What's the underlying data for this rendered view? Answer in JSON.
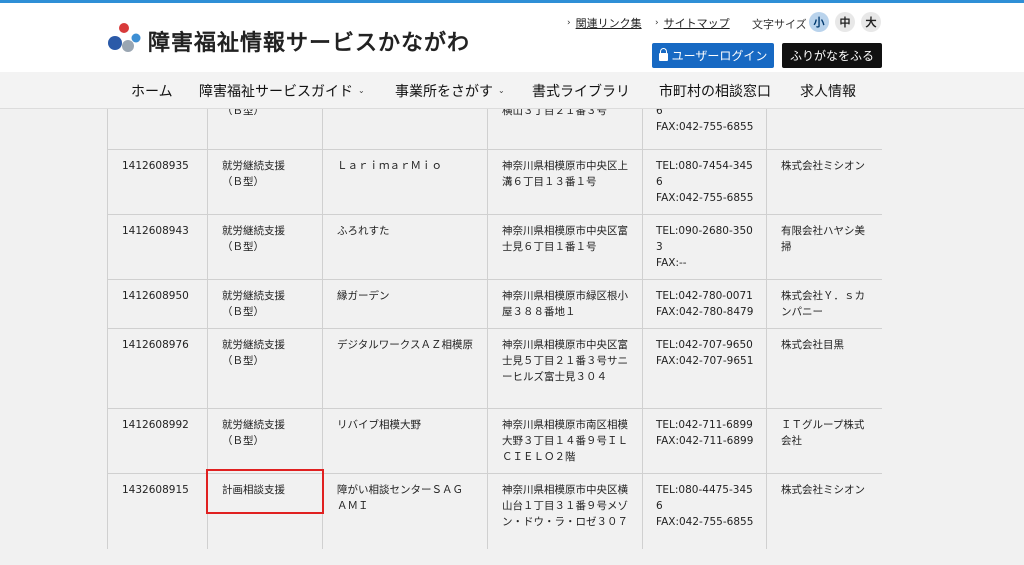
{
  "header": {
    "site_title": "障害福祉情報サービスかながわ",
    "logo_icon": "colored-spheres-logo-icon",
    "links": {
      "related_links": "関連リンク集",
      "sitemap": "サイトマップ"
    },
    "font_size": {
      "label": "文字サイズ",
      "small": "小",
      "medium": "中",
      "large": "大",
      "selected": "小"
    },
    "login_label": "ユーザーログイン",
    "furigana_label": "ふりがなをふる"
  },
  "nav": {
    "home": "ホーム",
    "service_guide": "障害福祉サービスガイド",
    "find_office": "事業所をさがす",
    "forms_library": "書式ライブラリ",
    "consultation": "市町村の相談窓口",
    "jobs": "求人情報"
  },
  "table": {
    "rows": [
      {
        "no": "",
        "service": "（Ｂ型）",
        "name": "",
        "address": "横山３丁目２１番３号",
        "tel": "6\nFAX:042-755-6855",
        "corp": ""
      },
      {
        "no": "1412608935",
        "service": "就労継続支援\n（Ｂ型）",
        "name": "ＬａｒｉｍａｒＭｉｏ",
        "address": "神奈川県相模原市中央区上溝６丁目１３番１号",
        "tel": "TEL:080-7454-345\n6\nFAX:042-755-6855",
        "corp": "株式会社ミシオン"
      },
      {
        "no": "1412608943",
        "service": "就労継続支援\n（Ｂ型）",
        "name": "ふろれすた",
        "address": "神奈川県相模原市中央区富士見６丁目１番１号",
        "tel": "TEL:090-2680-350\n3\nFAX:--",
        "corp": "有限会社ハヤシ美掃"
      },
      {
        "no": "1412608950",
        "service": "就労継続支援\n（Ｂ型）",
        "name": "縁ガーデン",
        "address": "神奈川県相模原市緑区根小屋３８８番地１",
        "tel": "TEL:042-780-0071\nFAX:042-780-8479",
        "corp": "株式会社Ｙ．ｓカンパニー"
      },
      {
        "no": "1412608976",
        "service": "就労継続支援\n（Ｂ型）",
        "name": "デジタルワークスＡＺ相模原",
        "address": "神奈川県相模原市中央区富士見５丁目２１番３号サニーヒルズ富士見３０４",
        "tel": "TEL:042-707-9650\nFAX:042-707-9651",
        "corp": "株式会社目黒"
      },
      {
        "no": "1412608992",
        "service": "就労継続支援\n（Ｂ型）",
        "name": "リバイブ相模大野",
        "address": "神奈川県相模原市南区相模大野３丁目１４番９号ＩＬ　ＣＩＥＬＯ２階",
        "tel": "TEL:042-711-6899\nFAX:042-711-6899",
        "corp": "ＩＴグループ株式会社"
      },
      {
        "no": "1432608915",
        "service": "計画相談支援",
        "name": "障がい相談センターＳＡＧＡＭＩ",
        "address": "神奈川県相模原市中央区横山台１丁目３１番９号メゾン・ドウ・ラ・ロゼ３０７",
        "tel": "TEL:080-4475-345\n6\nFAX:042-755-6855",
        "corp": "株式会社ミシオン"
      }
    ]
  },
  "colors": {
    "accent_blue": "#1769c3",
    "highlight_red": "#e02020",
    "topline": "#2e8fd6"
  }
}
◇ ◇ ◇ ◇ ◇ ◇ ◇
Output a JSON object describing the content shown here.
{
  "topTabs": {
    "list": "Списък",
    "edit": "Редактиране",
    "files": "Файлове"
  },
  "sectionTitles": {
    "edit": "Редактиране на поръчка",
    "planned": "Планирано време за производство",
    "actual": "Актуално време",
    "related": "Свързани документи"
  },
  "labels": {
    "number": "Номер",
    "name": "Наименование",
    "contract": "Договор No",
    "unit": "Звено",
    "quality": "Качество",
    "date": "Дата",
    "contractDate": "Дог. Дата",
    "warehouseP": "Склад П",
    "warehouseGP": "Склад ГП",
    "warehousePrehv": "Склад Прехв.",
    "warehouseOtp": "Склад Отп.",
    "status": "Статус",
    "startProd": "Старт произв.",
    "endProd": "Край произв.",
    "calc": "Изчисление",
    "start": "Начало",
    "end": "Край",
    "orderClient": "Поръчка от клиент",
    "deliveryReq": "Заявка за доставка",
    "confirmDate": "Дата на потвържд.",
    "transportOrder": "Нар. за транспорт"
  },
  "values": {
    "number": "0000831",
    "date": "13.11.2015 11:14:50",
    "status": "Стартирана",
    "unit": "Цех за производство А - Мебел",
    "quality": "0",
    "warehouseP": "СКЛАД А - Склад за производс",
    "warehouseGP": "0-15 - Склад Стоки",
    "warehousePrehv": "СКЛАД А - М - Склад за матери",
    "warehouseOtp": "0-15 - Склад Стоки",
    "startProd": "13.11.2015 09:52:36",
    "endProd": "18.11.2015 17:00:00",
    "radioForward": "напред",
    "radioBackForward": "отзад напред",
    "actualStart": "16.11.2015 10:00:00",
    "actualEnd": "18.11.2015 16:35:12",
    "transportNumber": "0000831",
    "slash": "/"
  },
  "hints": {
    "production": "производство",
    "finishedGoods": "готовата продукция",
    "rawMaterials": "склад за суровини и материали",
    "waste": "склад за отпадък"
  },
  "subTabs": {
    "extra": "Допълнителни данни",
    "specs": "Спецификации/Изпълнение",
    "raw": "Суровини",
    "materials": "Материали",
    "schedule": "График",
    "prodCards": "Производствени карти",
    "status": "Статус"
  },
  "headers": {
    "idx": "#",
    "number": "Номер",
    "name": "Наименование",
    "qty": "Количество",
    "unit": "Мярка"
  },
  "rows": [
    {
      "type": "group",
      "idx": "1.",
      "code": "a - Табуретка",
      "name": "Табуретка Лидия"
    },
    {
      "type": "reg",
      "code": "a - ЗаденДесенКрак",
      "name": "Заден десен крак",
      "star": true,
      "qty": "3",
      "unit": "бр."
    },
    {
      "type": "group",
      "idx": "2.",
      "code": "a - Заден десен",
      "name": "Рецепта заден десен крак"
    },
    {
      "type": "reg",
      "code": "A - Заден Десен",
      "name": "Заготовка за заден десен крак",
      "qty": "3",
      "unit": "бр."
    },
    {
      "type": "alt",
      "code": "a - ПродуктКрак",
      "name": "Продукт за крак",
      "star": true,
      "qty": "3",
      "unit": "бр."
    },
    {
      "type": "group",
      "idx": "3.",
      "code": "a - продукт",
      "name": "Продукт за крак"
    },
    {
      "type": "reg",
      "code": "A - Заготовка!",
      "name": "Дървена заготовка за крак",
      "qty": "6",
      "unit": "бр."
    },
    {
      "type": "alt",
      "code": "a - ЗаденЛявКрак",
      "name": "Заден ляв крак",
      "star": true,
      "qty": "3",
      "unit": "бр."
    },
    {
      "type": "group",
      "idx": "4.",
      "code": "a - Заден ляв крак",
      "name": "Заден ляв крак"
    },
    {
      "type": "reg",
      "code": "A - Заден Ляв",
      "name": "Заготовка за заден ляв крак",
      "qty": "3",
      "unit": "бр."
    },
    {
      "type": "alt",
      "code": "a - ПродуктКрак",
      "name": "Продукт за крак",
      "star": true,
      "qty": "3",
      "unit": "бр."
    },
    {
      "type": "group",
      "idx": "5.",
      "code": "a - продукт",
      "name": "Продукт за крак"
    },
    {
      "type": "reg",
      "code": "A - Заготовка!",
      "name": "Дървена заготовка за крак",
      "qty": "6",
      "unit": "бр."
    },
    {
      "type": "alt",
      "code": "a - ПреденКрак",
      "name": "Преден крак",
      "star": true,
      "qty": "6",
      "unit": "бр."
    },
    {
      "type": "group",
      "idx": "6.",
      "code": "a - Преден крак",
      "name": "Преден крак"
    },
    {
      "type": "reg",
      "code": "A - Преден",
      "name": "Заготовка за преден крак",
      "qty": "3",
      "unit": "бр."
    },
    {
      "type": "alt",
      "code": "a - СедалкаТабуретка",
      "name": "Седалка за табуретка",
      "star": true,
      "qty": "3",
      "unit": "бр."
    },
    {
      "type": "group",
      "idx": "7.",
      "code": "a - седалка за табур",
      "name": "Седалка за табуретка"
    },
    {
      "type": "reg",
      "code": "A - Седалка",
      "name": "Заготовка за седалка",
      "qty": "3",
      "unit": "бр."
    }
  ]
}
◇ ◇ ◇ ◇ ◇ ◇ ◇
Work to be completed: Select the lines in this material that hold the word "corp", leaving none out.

Expected answer:
        "corp": ""
        "corp": "株式会社ミシオン"
        "corp": "有限会社ハヤシ美掃"
        "corp": "株式会社Ｙ．ｓカンパニー"
        "corp": "株式会社目黒"
        "corp": "ＩＴグループ株式会社"
        "corp": "株式会社ミシオン"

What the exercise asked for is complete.